### [What you have to do]
Restate the data below word for word, leaving nothing out.

### [Information shown]
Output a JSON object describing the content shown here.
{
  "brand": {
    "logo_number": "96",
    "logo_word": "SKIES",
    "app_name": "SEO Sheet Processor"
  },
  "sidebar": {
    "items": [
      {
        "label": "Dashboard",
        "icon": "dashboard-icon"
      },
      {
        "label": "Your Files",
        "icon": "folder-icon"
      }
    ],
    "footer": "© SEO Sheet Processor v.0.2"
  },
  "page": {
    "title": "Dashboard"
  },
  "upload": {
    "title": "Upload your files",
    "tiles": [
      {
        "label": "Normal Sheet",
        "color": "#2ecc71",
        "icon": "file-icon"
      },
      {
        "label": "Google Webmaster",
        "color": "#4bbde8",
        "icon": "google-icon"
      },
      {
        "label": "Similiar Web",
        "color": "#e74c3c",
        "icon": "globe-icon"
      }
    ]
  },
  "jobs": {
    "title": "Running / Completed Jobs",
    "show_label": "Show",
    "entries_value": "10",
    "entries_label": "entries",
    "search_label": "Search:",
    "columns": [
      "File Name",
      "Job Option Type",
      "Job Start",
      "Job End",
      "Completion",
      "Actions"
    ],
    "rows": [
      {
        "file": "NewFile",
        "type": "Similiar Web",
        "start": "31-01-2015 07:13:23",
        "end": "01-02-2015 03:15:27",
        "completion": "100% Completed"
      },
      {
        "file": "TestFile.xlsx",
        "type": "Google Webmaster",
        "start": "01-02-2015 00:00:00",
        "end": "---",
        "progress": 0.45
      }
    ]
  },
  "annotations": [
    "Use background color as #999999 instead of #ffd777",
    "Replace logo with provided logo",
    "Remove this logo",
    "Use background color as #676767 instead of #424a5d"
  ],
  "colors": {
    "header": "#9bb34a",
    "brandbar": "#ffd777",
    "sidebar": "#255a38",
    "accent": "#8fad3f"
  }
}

### [Solution to this exercise]
Output a JSON object describing the content shown here.
{
  "brand": {
    "logo_number": "96",
    "logo_word": "SKIES",
    "app_name": "SEO Sheet Processor"
  },
  "sidebar": {
    "items": [
      {
        "label": "Dashboard",
        "icon": "dashboard-icon"
      },
      {
        "label": "Your Files",
        "icon": "folder-icon"
      }
    ],
    "footer": "© SEO Sheet Processor v.0.2"
  },
  "page": {
    "title": "Dashboard"
  },
  "upload": {
    "title": "Upload your files",
    "tiles": [
      {
        "label": "Normal Sheet",
        "color": "#2ecc71",
        "icon": "file-icon"
      },
      {
        "label": "Google Webmaster",
        "color": "#4bbde8",
        "icon": "google-icon"
      },
      {
        "label": "Similiar Web",
        "color": "#e74c3c",
        "icon": "globe-icon"
      }
    ]
  },
  "jobs": {
    "title": "Running / Completed Jobs",
    "show_label": "Show",
    "entries_value": "10",
    "entries_label": "entries",
    "search_label": "Search:",
    "columns": [
      "File Name",
      "Job Option Type",
      "Job Start",
      "Job End",
      "Completion",
      "Actions"
    ],
    "rows": [
      {
        "file": "NewFile",
        "type": "Similiar Web",
        "start": "31-01-2015 07:13:23",
        "end": "01-02-2015 03:15:27",
        "completion": "100% Completed"
      },
      {
        "file": "TestFile.xlsx",
        "type": "Google Webmaster",
        "start": "01-02-2015 00:00:00",
        "end": "---",
        "progress": 0.45
      }
    ]
  },
  "annotations": [
    "Use background color as #999999 instead of #ffd777",
    "Replace logo with provided logo",
    "Remove this logo",
    "Use background color as #676767 instead of #424a5d"
  ],
  "colors": {
    "header": "#9bb34a",
    "brandbar": "#ffd777",
    "sidebar": "#255a38",
    "accent": "#8fad3f"
  }
}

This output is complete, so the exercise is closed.